The PRESIDENT —I have made my ruling.

Senator CHAMARETTE —I make it perfectly clear that I am not casting criticisms on the parliament or the government. But I am casting aspersions on their attitude in certain environment policy areas. That attitude puts a very heavy load not only on Western Australians but on all Australians, especially if it damages the process of setting international environmental standards and if Australia's standing in international forums is impaired.

  Unfortunately, within Western Australia we have not only a government but large numbers of people who hanker after the past, which they are entitled to do. If they want to be staunchly monarchist, if they do not accept that votes should have equal value or that Australia's original inhabitants have a right to their land, and if they do not fully accept federation—even some members of the Western Australian government—

Senator Kemp —How were you elected?

Senator Bolkus —Let her go.

The PRESIDENT —Order! Senator Kemp.

Senator Kemp —She is very provocative.

Senator CHAMARETTE —I am glad that honourable senators want to stay here for so much longer than is necessary.

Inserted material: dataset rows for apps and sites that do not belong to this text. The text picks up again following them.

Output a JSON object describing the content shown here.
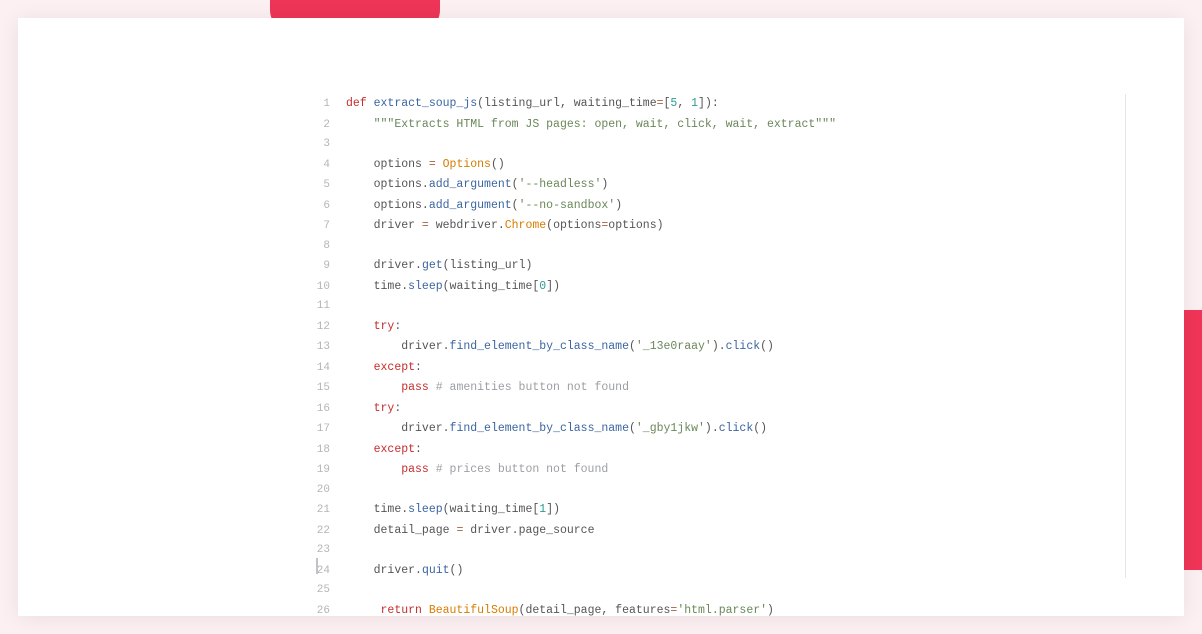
{
  "code": {
    "language": "python",
    "function_name": "extract_soup_js",
    "lines": [
      {
        "n": 1,
        "indent": 0,
        "tokens": [
          {
            "t": "def ",
            "c": "kw"
          },
          {
            "t": "extract_soup_js",
            "c": "fn"
          },
          {
            "t": "(",
            "c": "paren"
          },
          {
            "t": "listing_url",
            "c": "txt"
          },
          {
            "t": ",",
            "c": "txt"
          },
          {
            "t": " waiting_time",
            "c": "txt"
          },
          {
            "t": "=",
            "c": "op"
          },
          {
            "t": "[",
            "c": "paren"
          },
          {
            "t": "5",
            "c": "num"
          },
          {
            "t": ",",
            "c": "txt"
          },
          {
            "t": " ",
            "c": "txt"
          },
          {
            "t": "1",
            "c": "num"
          },
          {
            "t": "]",
            "c": "paren"
          },
          {
            "t": ")",
            "c": "paren"
          },
          {
            "t": ":",
            "c": "txt"
          }
        ]
      },
      {
        "n": 2,
        "indent": 1,
        "tokens": [
          {
            "t": "\"\"\"Extracts HTML from JS pages: open, wait, click, wait, extract\"\"\"",
            "c": "str"
          }
        ]
      },
      {
        "n": 3,
        "indent": 0,
        "tokens": []
      },
      {
        "n": 4,
        "indent": 1,
        "tokens": [
          {
            "t": "options ",
            "c": "txt"
          },
          {
            "t": "=",
            "c": "op"
          },
          {
            "t": " ",
            "c": "txt"
          },
          {
            "t": "Options",
            "c": "cls"
          },
          {
            "t": "()",
            "c": "paren"
          }
        ]
      },
      {
        "n": 5,
        "indent": 1,
        "tokens": [
          {
            "t": "options",
            "c": "txt"
          },
          {
            "t": ".",
            "c": "txt"
          },
          {
            "t": "add_argument",
            "c": "fn-call"
          },
          {
            "t": "(",
            "c": "paren"
          },
          {
            "t": "'--headless'",
            "c": "str"
          },
          {
            "t": ")",
            "c": "paren"
          }
        ]
      },
      {
        "n": 6,
        "indent": 1,
        "tokens": [
          {
            "t": "options",
            "c": "txt"
          },
          {
            "t": ".",
            "c": "txt"
          },
          {
            "t": "add_argument",
            "c": "fn-call"
          },
          {
            "t": "(",
            "c": "paren"
          },
          {
            "t": "'--no-sandbox'",
            "c": "str"
          },
          {
            "t": ")",
            "c": "paren"
          }
        ]
      },
      {
        "n": 7,
        "indent": 1,
        "tokens": [
          {
            "t": "driver ",
            "c": "txt"
          },
          {
            "t": "=",
            "c": "op"
          },
          {
            "t": " webdriver",
            "c": "txt"
          },
          {
            "t": ".",
            "c": "txt"
          },
          {
            "t": "Chrome",
            "c": "cls"
          },
          {
            "t": "(",
            "c": "paren"
          },
          {
            "t": "options",
            "c": "txt"
          },
          {
            "t": "=",
            "c": "op"
          },
          {
            "t": "options",
            "c": "txt"
          },
          {
            "t": ")",
            "c": "paren"
          }
        ]
      },
      {
        "n": 8,
        "indent": 0,
        "tokens": []
      },
      {
        "n": 9,
        "indent": 1,
        "tokens": [
          {
            "t": "driver",
            "c": "txt"
          },
          {
            "t": ".",
            "c": "txt"
          },
          {
            "t": "get",
            "c": "fn-call"
          },
          {
            "t": "(",
            "c": "paren"
          },
          {
            "t": "listing_url",
            "c": "txt"
          },
          {
            "t": ")",
            "c": "paren"
          }
        ]
      },
      {
        "n": 10,
        "indent": 1,
        "tokens": [
          {
            "t": "time",
            "c": "txt"
          },
          {
            "t": ".",
            "c": "txt"
          },
          {
            "t": "sleep",
            "c": "fn-call"
          },
          {
            "t": "(",
            "c": "paren"
          },
          {
            "t": "waiting_time",
            "c": "txt"
          },
          {
            "t": "[",
            "c": "paren"
          },
          {
            "t": "0",
            "c": "num"
          },
          {
            "t": "]",
            "c": "paren"
          },
          {
            "t": ")",
            "c": "paren"
          }
        ]
      },
      {
        "n": 11,
        "indent": 0,
        "tokens": []
      },
      {
        "n": 12,
        "indent": 1,
        "tokens": [
          {
            "t": "try",
            "c": "kw"
          },
          {
            "t": ":",
            "c": "txt"
          }
        ]
      },
      {
        "n": 13,
        "indent": 2,
        "tokens": [
          {
            "t": "driver",
            "c": "txt"
          },
          {
            "t": ".",
            "c": "txt"
          },
          {
            "t": "find_element_by_class_name",
            "c": "fn-call"
          },
          {
            "t": "(",
            "c": "paren"
          },
          {
            "t": "'_13e0raay'",
            "c": "str"
          },
          {
            "t": ")",
            "c": "paren"
          },
          {
            "t": ".",
            "c": "txt"
          },
          {
            "t": "click",
            "c": "fn-call"
          },
          {
            "t": "()",
            "c": "paren"
          }
        ]
      },
      {
        "n": 14,
        "indent": 1,
        "tokens": [
          {
            "t": "except",
            "c": "kw"
          },
          {
            "t": ":",
            "c": "txt"
          }
        ]
      },
      {
        "n": 15,
        "indent": 2,
        "tokens": [
          {
            "t": "pass",
            "c": "kw"
          },
          {
            "t": " ",
            "c": "txt"
          },
          {
            "t": "# amenities button not found",
            "c": "comment"
          }
        ]
      },
      {
        "n": 16,
        "indent": 1,
        "tokens": [
          {
            "t": "try",
            "c": "kw"
          },
          {
            "t": ":",
            "c": "txt"
          }
        ]
      },
      {
        "n": 17,
        "indent": 2,
        "tokens": [
          {
            "t": "driver",
            "c": "txt"
          },
          {
            "t": ".",
            "c": "txt"
          },
          {
            "t": "find_element_by_class_name",
            "c": "fn-call"
          },
          {
            "t": "(",
            "c": "paren"
          },
          {
            "t": "'_gby1jkw'",
            "c": "str"
          },
          {
            "t": ")",
            "c": "paren"
          },
          {
            "t": ".",
            "c": "txt"
          },
          {
            "t": "click",
            "c": "fn-call"
          },
          {
            "t": "()",
            "c": "paren"
          }
        ]
      },
      {
        "n": 18,
        "indent": 1,
        "tokens": [
          {
            "t": "except",
            "c": "kw"
          },
          {
            "t": ":",
            "c": "txt"
          }
        ]
      },
      {
        "n": 19,
        "indent": 2,
        "tokens": [
          {
            "t": "pass",
            "c": "kw"
          },
          {
            "t": " ",
            "c": "txt"
          },
          {
            "t": "# prices button not found",
            "c": "comment"
          }
        ]
      },
      {
        "n": 20,
        "indent": 0,
        "tokens": []
      },
      {
        "n": 21,
        "indent": 1,
        "tokens": [
          {
            "t": "time",
            "c": "txt"
          },
          {
            "t": ".",
            "c": "txt"
          },
          {
            "t": "sleep",
            "c": "fn-call"
          },
          {
            "t": "(",
            "c": "paren"
          },
          {
            "t": "waiting_time",
            "c": "txt"
          },
          {
            "t": "[",
            "c": "paren"
          },
          {
            "t": "1",
            "c": "num"
          },
          {
            "t": "]",
            "c": "paren"
          },
          {
            "t": ")",
            "c": "paren"
          }
        ]
      },
      {
        "n": 22,
        "indent": 1,
        "tokens": [
          {
            "t": "detail_page ",
            "c": "txt"
          },
          {
            "t": "=",
            "c": "op"
          },
          {
            "t": " driver",
            "c": "txt"
          },
          {
            "t": ".",
            "c": "txt"
          },
          {
            "t": "page_source",
            "c": "txt"
          }
        ]
      },
      {
        "n": 23,
        "indent": 0,
        "tokens": []
      },
      {
        "n": 24,
        "indent": 1,
        "tokens": [
          {
            "t": "driver",
            "c": "txt"
          },
          {
            "t": ".",
            "c": "txt"
          },
          {
            "t": "quit",
            "c": "fn-call"
          },
          {
            "t": "()",
            "c": "paren"
          }
        ]
      },
      {
        "n": 25,
        "indent": 0,
        "tokens": []
      },
      {
        "n": 26,
        "indent": 1,
        "extra_prefix": " ",
        "tokens": [
          {
            "t": "return ",
            "c": "kw"
          },
          {
            "t": "BeautifulSoup",
            "c": "cls"
          },
          {
            "t": "(",
            "c": "paren"
          },
          {
            "t": "detail_page",
            "c": "txt"
          },
          {
            "t": ",",
            "c": "txt"
          },
          {
            "t": " features",
            "c": "txt"
          },
          {
            "t": "=",
            "c": "op"
          },
          {
            "t": "'html.parser'",
            "c": "str"
          },
          {
            "t": ")",
            "c": "paren"
          }
        ]
      }
    ]
  },
  "indent_unit": "    "
}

I have a very short speech which I am entitled to make. I am quite happy to extend it, but I would rather give other people the opportunity to speak.

  The worst attribute of the Western Australian government is its slash and burn approach to the environment, which is consistent with some of the other attitudes that I have referred to. Nothing is further from such a mind-set than Australia's international obligations in a range of environmental areas.

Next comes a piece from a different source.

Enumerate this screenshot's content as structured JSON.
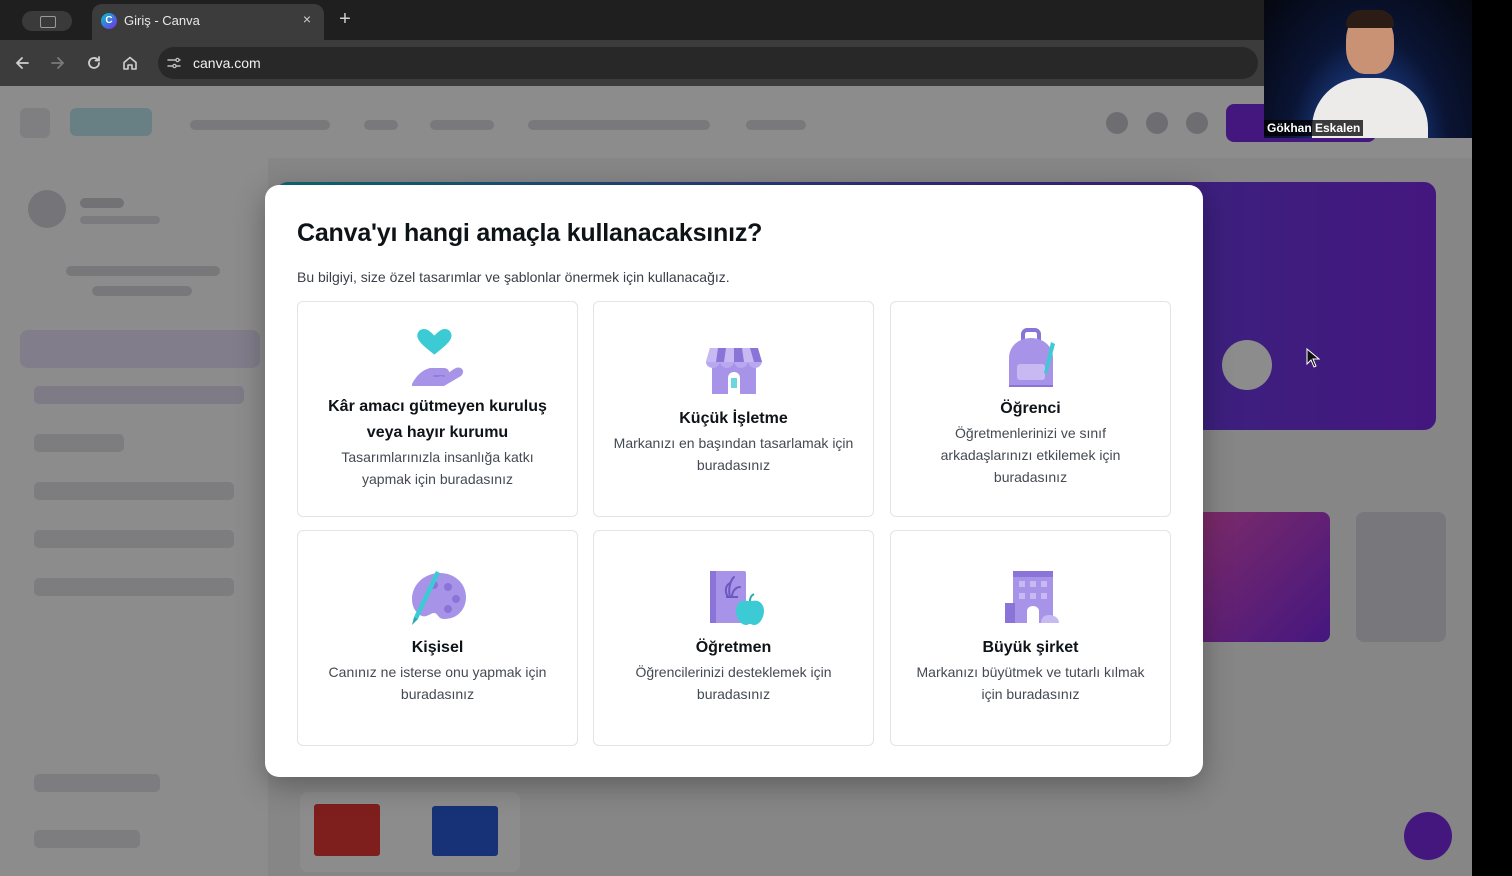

  Western Australia has so far refused to join the National Environment Protection Council. It insists that it has a right to expose Western Australians to higher levels of ground, water and air pollution than Australians elsewhere. Apparently, Western Australia is also prepared to breach international wildlife protection conventions. I refer to the RAMSAR convention, which protects habitats vital for migratory birds. The Creery Wetlands near Mandurah in Western Australia is one such essential habitat which the Court government is intent on turning into a canal complex and a real estate bonanza.

  In March this year it was reported that Western Australia breached its obligations under the inter-governmental agreement on the environment by failing to provide details of its environment programs to the heads of government meeting. But is there anything to report? I will list some matters that do need reporting.

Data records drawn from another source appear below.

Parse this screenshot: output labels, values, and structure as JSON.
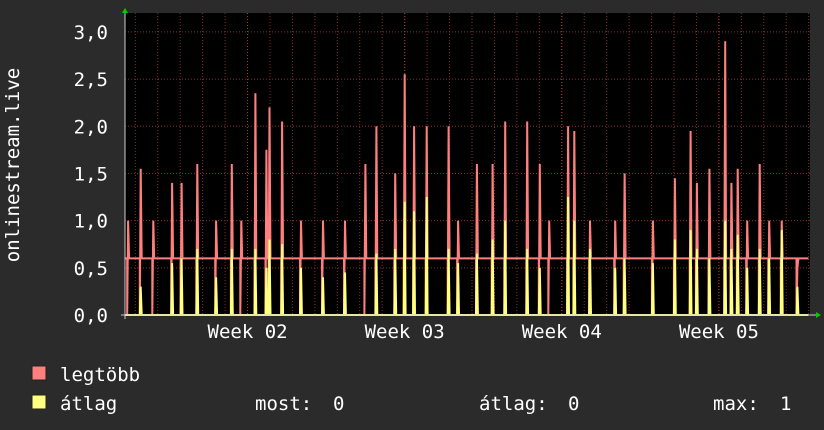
{
  "chart_data": {
    "type": "line",
    "ylabel": "onlinestream.live",
    "y_ticks": [
      "0,0",
      "0,5",
      "1,0",
      "1,5",
      "2,0",
      "2,5",
      "3,0"
    ],
    "y_tick_values": [
      0,
      0.5,
      1.0,
      1.5,
      2.0,
      2.5,
      3.0
    ],
    "ylim": [
      0,
      3.2
    ],
    "x_ticks": [
      "Week 02",
      "Week 03",
      "Week 04",
      "Week 05"
    ],
    "x_tick_positions": [
      2,
      3,
      4,
      5
    ],
    "xlim": [
      1.22,
      5.58
    ],
    "grid": true,
    "legend_placement": "bottom",
    "series": [
      {
        "name": "legtöbb",
        "color": "#ff7f7f",
        "peaks": [
          [
            1.24,
            1.0
          ],
          [
            1.32,
            1.55
          ],
          [
            1.4,
            1.0
          ],
          [
            1.52,
            1.4
          ],
          [
            1.58,
            1.4
          ],
          [
            1.68,
            1.6
          ],
          [
            1.8,
            1.0
          ],
          [
            1.9,
            1.6
          ],
          [
            1.96,
            1.0
          ],
          [
            2.05,
            2.35
          ],
          [
            2.12,
            1.75
          ],
          [
            2.14,
            2.2
          ],
          [
            2.22,
            2.05
          ],
          [
            2.34,
            1.0
          ],
          [
            2.48,
            1.0
          ],
          [
            2.62,
            1.0
          ],
          [
            2.75,
            1.6
          ],
          [
            2.82,
            2.0
          ],
          [
            2.94,
            1.5
          ],
          [
            3.0,
            2.55
          ],
          [
            3.06,
            2.0
          ],
          [
            3.14,
            2.0
          ],
          [
            3.28,
            2.0
          ],
          [
            3.34,
            1.0
          ],
          [
            3.46,
            1.6
          ],
          [
            3.56,
            1.6
          ],
          [
            3.64,
            2.05
          ],
          [
            3.78,
            2.05
          ],
          [
            3.86,
            1.6
          ],
          [
            3.92,
            1.0
          ],
          [
            4.04,
            2.0
          ],
          [
            4.08,
            1.95
          ],
          [
            4.18,
            1.0
          ],
          [
            4.34,
            1.0
          ],
          [
            4.4,
            1.5
          ],
          [
            4.58,
            1.0
          ],
          [
            4.72,
            1.45
          ],
          [
            4.82,
            1.95
          ],
          [
            4.86,
            1.4
          ],
          [
            4.94,
            1.55
          ],
          [
            5.04,
            2.9
          ],
          [
            5.08,
            1.4
          ],
          [
            5.12,
            1.55
          ],
          [
            5.18,
            1.0
          ],
          [
            5.26,
            1.6
          ],
          [
            5.32,
            1.0
          ],
          [
            5.4,
            1.0
          ],
          [
            5.5,
            0.5
          ]
        ],
        "floor": 0.6
      },
      {
        "name": "átlag",
        "color": "#ffff80",
        "peaks": [
          [
            1.32,
            0.3
          ],
          [
            1.52,
            0.55
          ],
          [
            1.58,
            0.6
          ],
          [
            1.68,
            0.7
          ],
          [
            1.8,
            0.4
          ],
          [
            1.9,
            0.7
          ],
          [
            2.05,
            0.7
          ],
          [
            2.12,
            0.5
          ],
          [
            2.14,
            0.8
          ],
          [
            2.22,
            0.75
          ],
          [
            2.34,
            0.5
          ],
          [
            2.48,
            0.4
          ],
          [
            2.62,
            0.45
          ],
          [
            2.82,
            0.65
          ],
          [
            2.94,
            0.7
          ],
          [
            3.0,
            1.2
          ],
          [
            3.06,
            1.1
          ],
          [
            3.14,
            1.25
          ],
          [
            3.28,
            0.7
          ],
          [
            3.34,
            0.55
          ],
          [
            3.46,
            0.65
          ],
          [
            3.56,
            0.8
          ],
          [
            3.64,
            1.0
          ],
          [
            3.78,
            0.7
          ],
          [
            3.86,
            0.5
          ],
          [
            4.04,
            1.25
          ],
          [
            4.08,
            1.0
          ],
          [
            4.18,
            0.7
          ],
          [
            4.34,
            0.5
          ],
          [
            4.4,
            0.6
          ],
          [
            4.58,
            0.55
          ],
          [
            4.72,
            0.8
          ],
          [
            4.82,
            0.9
          ],
          [
            4.86,
            0.7
          ],
          [
            4.94,
            0.6
          ],
          [
            5.04,
            1.0
          ],
          [
            5.08,
            0.7
          ],
          [
            5.12,
            0.85
          ],
          [
            5.18,
            0.5
          ],
          [
            5.26,
            0.7
          ],
          [
            5.32,
            0.6
          ],
          [
            5.4,
            0.9
          ],
          [
            5.5,
            0.3
          ]
        ],
        "floor": 0.0
      }
    ]
  },
  "legend": {
    "items": [
      {
        "label": "legtöbb",
        "color": "#ff7f7f"
      },
      {
        "label": "átlag",
        "color": "#ffff80"
      }
    ],
    "stats": {
      "most_label": "most:",
      "most_value": "0",
      "atlag_label": "átlag:",
      "atlag_value": "0",
      "max_label": "max:",
      "max_value": "1"
    }
  },
  "colors": {
    "background": "#2b2b2b",
    "canvas": "#000000",
    "grid": "#8b2d2d",
    "axis": "#cccccc",
    "arrow": "#00cc00"
  }
}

  Western Australia has opened its national parks to mining. To be fair, this trend began with the previous Labor state government and has simply continued. The Western Australian government has recently exempted Western Mining Corporation for two years from meeting the standards of a new environmental protection policy on sulphur dioxide. The environment minister, Mr Minson, said:

. . . the exemption would give the company the time it needed to develop a way of controlling emissions.

The Western Australian government rejected the Resource Assessment Council's findings in its final report on coastal zoning. The Western Australian minister for planning declared that he is strongly opposed to any overarching national coastal management legislation, any national coordinating agency or a national agency committee. The Western Australian government does not see the need for specific coastal management legislation at this stage. We may well ask when it will see it. There is only the slimmest chance that Western Australia will participate in a national pollutant inventory or recognise that its citizens have a right to know what toxic and polluting compounds are remitted into their environment.

  At the same time, this government will tell its citizens that they enjoy environmental protection standards amongst the highest in the world, as Mr Minson, Western Australia's environment minister, did in February this year. Such attitudes invite the response by the federal minister for the environment that we saw in his speech at the launch of the State of the environment reporting: framework for Australia. Western Australia has to be brought into the 20th century. The Western Australian environment has to be protected from the short-sightedness of its current rulers before it is too late.